The storm was flowing out of the Pacific Ocean over the weekend and through southern California on Monday and Tuesday.
U.S. Weather Service hydrologist Brian McInerney said it would slam into central and Southern Utah today, with successive pulses through the weekend.
Heavy snow warnings were issued for an area south of Provo all the way to the Arizona border and for the eastern two-thirds of the state and parts of Wyoming.
Travel along the Interstate 15 corridor is expected to be hazardous.
However, McInerney said, "most of the energy is going to miss Northern Utah. We're going to see some systems come through, but no game-changers. It will keep the air cleaner, which is nice."
Davis County and points north, he said, will see enough of the storm to give the area average snow for this week in the year. The chance of snow for both today and Thursday is 60 percent, with accumulations of about an inch in the valleys each day.
Average snow means as much snow will fall this week as normally does this week, on average, every year.
That means the total snowpack in the Weber Basin watershed will stay about the same, between 70 and 80 percent of normal.
The chance of snow on Friday, Saturday and Sunday will taper off to 30 percent, with another smaller storm pulse going through the state.
Temperatures in Top of Utah will get up to the low 30s through the weekend, with lows in the low 20s.
McInerney said that, after Monday, the weather service's extended computer models indicate conditions for another thermal inversion in the valleys could settle in, allowing the air to collect pollution again.
However, he added, those are just computer models. He generally refuses to make predictions of the weather beyond five days.
The one bright spot, McInerney said, is that the sun is rising higher in the sky as spring gets nearer.
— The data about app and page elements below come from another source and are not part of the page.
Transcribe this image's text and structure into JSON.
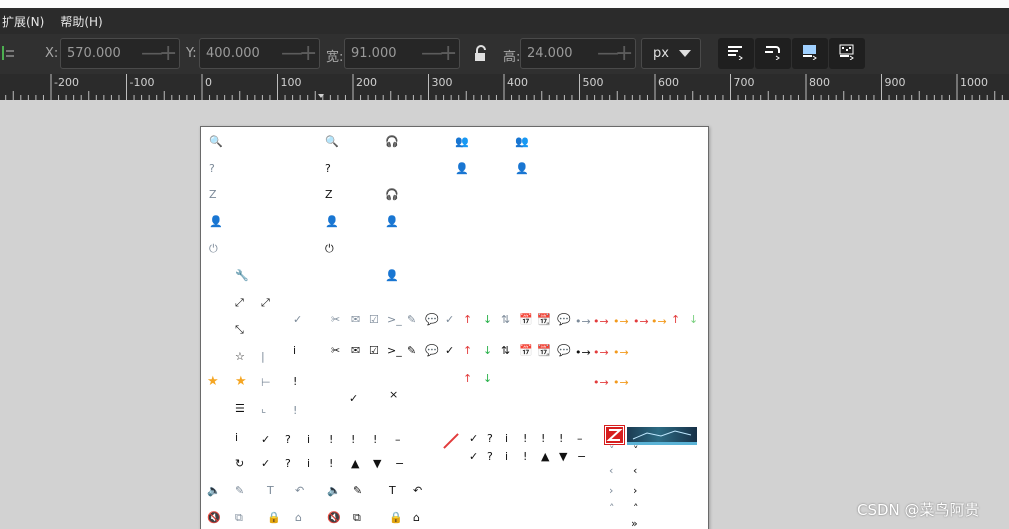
{
  "menubar": {
    "items": [
      "扩展(N)",
      "帮助(H)"
    ]
  },
  "toolbar": {
    "x_label": "X:",
    "x_value": "570.000",
    "y_label": "Y:",
    "y_value": "400.000",
    "w_label": "宽:",
    "w_value": "91.000",
    "h_label": "高:",
    "h_value": "24.000",
    "minus": "—",
    "plus": "+",
    "unit": "px"
  },
  "ruler": {
    "ticks": [
      "-200",
      "-100",
      "0",
      "100",
      "200",
      "300",
      "400",
      "500",
      "600",
      "700",
      "800",
      "900",
      "1000"
    ]
  },
  "glyphs": {
    "search": "🔍",
    "question": "?",
    "z": "Z",
    "power": "⏻",
    "wrench": "🔧",
    "expand": "⤢",
    "shrink": "⤡",
    "star_outline": "☆",
    "star_filled": "★",
    "bar": "|",
    "tee": "⊢",
    "corner": "⌞",
    "menu": "☰",
    "check_circle": "✓",
    "info_circle": "i",
    "warn": "!",
    "check": "✓",
    "cross": "×",
    "italic_i": "i",
    "refresh": "↻",
    "speaker": "🔈",
    "mute": "🔇",
    "pencil": "✎",
    "text_t": "T",
    "undo": "↶",
    "copy": "⧉",
    "lock": "🔒",
    "home": "⌂",
    "headset": "🎧",
    "users": "👥",
    "user": "👤",
    "tools": "✂",
    "mail": "✉",
    "checkbox": "☑",
    "prompt": ">_",
    "comment": "✎",
    "chat": "💬",
    "up": "↑",
    "down": "↓",
    "updown": "⇅",
    "cal_check": "📅",
    "cal": "📆",
    "bullet_arrow": "•→",
    "dash": "–",
    "slash": "/",
    "chev_down": "˅",
    "chev_left": "‹",
    "chev_right": "›",
    "chev_up": "˄",
    "dbl_right": "»",
    "excl": "!",
    "minus_circle": "−",
    "tri_up": "▲",
    "tri_down": "▼",
    "q_circle": "?",
    "i_circle": "i",
    "excl_circle": "!"
  },
  "watermark": "CSDN @菜鸟阿贵"
}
The increased angle of the sunlight warms the air more, causing it to mix better and prevent inversions from taking place.